CONSTRUCTION is underway at Endeavour Mining’s 85 per cent-owned Agbaou gold project in the Ivory Coast, and the project is now on schedule for first production in early 2014.
The $159 million project is expected to average production of 103,000 ounces of gold per annum across an initial eight year mine life, at cash costs of $635 per ounce.
Endeavour already owns two gold mines in Ghana and Burkina Faso, which produce about 180,000 ounces per annum, generating significant operating cash flows to fund exploration and development growth. Agbaou, which lies 200km north-west of the port city of Abidjan, is Endeavour’s most advanced property in the Ivory Coast.
Approval for construction to begin at Agbaou was granted after Endeavour undertook optimisation of a feasibility study that was completed in 2009. The company also completed an updated compliant technical report that incorporated updated mineral resources and reserves, and capital and operating costs.
Endeavour chief executive officer Neil Woodyer described Agbaou as “a robust project with attractive economics” and said that construction of the project could begin immediately following approval due
to the company’s financial strength and operating cash flow.
“Our engineering optimisations include a 12 per cent increase in plant capacity when processing bedrock ore and an updated mineral resource estimate which increased the proven and probable reserve
grade by 21 per cent to 2.5 grams per tonne and contained ounces to 905,000,” Mr Woodyer said.
The project’s updated measured and indicated resources total is 1.157 million ounces comprised of 14.970 million tonnes at 2.43 g/t of gold.
At an average gold price of $1625 per ounce, Endeavour estimated that the project had a net present value (NPV) of $549 million and internal rate of return (IRR) of 48 per cent.
At a slightly lower gold price of $1250, the company stated that the NPV was $274 million, with an IRR of 28 per cent.
Having already completed an extensive drilling program at Agbaou, Endeavour has reported that this year it will spend $6 million on exploration at a further eight targets with the hope of increasing the project’s resources and reserves.
“We believe Agbaou has significant upside potential beyond what is included in the technical report,” Mr Woodyer said.
Of the project’s $159 million funding requirement, $121.2 million will be used for construction of the open pit mine and processing plant, while Endeavour has reported that $37.7 million will be needed
for “upfront costs”.
The Agbaou processing plant is designed to treat 1.6mtpa of saprolite ore or 1.34mtpa of bedrock ore.

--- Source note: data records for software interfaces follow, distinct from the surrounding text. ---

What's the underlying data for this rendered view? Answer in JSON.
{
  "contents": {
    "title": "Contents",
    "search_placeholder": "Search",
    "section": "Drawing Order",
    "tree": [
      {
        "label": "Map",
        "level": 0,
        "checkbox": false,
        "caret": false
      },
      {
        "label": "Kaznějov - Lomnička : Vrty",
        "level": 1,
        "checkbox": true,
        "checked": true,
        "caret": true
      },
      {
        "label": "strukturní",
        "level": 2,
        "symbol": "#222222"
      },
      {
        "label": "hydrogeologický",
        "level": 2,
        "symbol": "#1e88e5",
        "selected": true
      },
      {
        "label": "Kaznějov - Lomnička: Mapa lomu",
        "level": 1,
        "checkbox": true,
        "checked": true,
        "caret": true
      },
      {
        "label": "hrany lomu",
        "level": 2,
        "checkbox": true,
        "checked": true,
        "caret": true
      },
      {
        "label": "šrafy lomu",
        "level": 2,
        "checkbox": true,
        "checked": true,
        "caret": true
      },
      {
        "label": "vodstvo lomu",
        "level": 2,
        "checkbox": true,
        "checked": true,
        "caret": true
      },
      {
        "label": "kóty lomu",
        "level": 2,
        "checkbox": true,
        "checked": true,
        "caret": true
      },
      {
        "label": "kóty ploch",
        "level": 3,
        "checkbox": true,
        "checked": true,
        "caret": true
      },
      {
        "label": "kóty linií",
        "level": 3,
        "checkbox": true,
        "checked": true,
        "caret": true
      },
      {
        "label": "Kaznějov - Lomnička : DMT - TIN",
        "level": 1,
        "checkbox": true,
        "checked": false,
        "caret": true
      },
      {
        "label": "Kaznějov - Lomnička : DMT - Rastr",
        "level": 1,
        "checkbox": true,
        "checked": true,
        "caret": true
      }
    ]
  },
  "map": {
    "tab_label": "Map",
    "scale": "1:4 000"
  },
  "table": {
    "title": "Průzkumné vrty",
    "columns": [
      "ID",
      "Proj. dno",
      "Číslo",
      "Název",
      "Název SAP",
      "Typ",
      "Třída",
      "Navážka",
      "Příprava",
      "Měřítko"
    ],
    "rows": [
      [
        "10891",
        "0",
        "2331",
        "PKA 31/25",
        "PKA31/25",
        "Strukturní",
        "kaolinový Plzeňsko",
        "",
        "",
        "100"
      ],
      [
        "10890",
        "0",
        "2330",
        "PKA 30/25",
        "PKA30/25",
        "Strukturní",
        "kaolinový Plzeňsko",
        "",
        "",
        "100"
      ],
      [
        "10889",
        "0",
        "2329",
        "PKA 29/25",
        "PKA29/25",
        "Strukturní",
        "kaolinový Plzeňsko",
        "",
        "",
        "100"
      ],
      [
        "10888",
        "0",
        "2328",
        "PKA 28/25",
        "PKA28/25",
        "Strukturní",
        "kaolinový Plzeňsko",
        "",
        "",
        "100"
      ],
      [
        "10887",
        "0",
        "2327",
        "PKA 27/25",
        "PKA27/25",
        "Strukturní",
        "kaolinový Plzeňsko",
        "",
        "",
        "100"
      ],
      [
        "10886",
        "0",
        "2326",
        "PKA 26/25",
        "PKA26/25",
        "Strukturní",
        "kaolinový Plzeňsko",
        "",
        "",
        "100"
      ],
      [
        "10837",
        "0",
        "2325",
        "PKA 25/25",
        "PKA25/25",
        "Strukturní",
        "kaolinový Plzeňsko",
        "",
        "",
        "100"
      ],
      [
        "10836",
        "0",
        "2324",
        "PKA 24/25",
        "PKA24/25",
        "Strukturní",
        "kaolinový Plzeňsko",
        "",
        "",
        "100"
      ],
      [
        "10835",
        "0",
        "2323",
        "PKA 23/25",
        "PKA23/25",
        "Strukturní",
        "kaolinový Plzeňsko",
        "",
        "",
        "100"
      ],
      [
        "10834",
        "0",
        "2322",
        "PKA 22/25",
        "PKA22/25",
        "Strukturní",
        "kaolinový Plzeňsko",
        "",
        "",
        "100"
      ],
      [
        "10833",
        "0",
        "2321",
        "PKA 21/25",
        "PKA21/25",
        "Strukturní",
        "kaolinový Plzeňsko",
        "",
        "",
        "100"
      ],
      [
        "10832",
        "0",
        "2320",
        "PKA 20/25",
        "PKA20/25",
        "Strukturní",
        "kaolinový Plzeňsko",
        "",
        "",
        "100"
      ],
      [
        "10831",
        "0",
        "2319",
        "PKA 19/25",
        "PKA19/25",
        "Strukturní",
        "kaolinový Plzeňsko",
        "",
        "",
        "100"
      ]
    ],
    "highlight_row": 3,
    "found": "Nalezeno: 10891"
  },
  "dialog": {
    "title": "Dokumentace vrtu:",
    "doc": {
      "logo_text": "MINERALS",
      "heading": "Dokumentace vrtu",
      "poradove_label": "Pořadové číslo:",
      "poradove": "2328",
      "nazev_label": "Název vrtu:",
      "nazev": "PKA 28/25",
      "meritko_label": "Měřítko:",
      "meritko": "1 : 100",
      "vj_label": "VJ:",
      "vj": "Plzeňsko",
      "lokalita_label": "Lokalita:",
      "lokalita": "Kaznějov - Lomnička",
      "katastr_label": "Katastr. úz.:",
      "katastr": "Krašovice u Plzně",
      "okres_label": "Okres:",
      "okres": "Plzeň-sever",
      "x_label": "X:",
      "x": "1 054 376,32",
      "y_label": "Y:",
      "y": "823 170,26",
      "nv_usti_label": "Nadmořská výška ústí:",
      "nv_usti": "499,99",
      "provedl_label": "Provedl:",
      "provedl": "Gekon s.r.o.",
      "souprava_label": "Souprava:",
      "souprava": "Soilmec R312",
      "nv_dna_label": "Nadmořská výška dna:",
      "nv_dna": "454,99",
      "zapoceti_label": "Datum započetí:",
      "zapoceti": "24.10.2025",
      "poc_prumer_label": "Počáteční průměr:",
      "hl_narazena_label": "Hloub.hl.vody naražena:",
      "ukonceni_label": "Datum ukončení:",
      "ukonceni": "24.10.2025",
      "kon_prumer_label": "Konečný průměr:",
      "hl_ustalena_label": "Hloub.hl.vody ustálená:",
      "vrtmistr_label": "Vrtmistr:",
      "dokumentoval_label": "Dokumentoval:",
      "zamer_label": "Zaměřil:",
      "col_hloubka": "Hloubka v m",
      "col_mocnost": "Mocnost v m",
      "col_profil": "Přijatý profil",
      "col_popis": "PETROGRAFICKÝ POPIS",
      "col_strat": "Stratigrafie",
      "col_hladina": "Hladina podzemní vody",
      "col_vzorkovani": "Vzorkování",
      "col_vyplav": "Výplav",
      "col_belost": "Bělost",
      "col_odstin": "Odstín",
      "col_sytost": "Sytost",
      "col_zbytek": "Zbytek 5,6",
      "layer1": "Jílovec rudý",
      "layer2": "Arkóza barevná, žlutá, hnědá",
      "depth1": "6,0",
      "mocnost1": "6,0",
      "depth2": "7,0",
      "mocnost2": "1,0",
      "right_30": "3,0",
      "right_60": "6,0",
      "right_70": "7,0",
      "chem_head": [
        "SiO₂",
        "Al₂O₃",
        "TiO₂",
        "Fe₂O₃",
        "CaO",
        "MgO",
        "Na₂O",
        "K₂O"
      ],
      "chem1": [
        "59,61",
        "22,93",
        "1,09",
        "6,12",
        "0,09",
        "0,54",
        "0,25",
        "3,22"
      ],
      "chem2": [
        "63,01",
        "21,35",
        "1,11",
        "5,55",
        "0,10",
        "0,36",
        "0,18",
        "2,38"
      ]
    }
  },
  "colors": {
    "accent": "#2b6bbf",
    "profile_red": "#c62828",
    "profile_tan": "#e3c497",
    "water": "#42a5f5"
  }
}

Endeavour has already selected Lycopodium Minerals as Agbaou’s engineering, procurement and
construction manager and has begun purchasing long-lead items for the project